Do's and Don'ts
If you focus on the positives and avoid the pitfalls, the eulogy will be a blessing to you and friends and family in attendance.
Stay focused on that when giving your eulogy. Talk about the better qualities of the deceased. However, it is important to be honest. Don’t embellish them. It is uncomfortable to hear things in a eulogy that you know are untrue (good or bad).
Tread Lightly with Humour
It can be useful and a source of relief at a funeral. However, it is important to be cautious when using it. Many times, humour can be un-welcomed. Some people are offended at any attempt at humour in a funeral, so be sure to keep the audience in mind.
With that in mind, it is a bad idea to tell a joke. Light-hearted memories and humorous stories can be appropriate, but think about everyone that was close to the deceased when deciding what is and is not appropriate.

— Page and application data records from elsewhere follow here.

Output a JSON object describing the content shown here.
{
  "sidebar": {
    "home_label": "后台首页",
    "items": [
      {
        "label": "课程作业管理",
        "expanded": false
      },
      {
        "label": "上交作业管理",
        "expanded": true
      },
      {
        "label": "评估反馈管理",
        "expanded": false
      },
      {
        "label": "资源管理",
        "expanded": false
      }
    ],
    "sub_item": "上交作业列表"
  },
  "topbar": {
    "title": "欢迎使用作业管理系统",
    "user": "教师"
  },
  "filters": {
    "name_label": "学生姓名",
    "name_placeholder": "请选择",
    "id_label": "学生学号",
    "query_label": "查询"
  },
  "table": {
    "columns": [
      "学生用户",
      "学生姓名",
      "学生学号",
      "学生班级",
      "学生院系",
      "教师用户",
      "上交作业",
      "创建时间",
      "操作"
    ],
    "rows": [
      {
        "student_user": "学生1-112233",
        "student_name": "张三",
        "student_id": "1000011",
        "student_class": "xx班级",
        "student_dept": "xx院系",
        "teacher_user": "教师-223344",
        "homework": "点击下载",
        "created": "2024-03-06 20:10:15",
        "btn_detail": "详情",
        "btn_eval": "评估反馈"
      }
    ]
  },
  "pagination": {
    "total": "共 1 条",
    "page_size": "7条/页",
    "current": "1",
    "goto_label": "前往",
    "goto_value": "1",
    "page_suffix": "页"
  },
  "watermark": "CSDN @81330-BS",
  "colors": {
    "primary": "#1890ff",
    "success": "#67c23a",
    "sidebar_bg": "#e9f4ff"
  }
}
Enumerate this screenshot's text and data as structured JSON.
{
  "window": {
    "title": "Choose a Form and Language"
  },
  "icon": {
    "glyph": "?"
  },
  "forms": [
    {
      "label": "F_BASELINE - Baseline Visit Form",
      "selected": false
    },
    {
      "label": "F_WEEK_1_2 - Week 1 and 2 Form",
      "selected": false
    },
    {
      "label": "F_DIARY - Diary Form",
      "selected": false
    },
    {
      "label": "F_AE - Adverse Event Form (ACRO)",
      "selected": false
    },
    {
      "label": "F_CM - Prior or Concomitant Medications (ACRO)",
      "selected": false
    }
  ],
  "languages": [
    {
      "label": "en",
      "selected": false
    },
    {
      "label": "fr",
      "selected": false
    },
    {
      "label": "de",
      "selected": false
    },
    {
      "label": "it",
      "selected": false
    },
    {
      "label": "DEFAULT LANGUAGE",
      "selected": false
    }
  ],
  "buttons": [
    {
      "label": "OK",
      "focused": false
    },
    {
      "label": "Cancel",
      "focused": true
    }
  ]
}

Most of the time, it is a good idea to avoid talk about religion or the afterlife, unless this is what everyone is expecting from you (and is part of the reason you were asked). In other words, play to the family. Seldom is everyone in attendance like-minded in matters of religion. Therefore, it is wise to be careful in this area and be sure not to bring discomfort to the family.
Inappropriate Memories or Anecdotes
A funeral is not the time or the place to reminisce about wild outings with the deceased or other stories that may not be appreciated by everyone in this somber setting. This is also not a place to air grievances with the deceased or take issue with certain aspects of his or her life. Revealing intimate details about the deceased is also inappropriate. Any anecdote should be considered as if the one eulogised would approve of it.
Stay clear of the trouble spots and concentrate on an uplifting and respectful speech.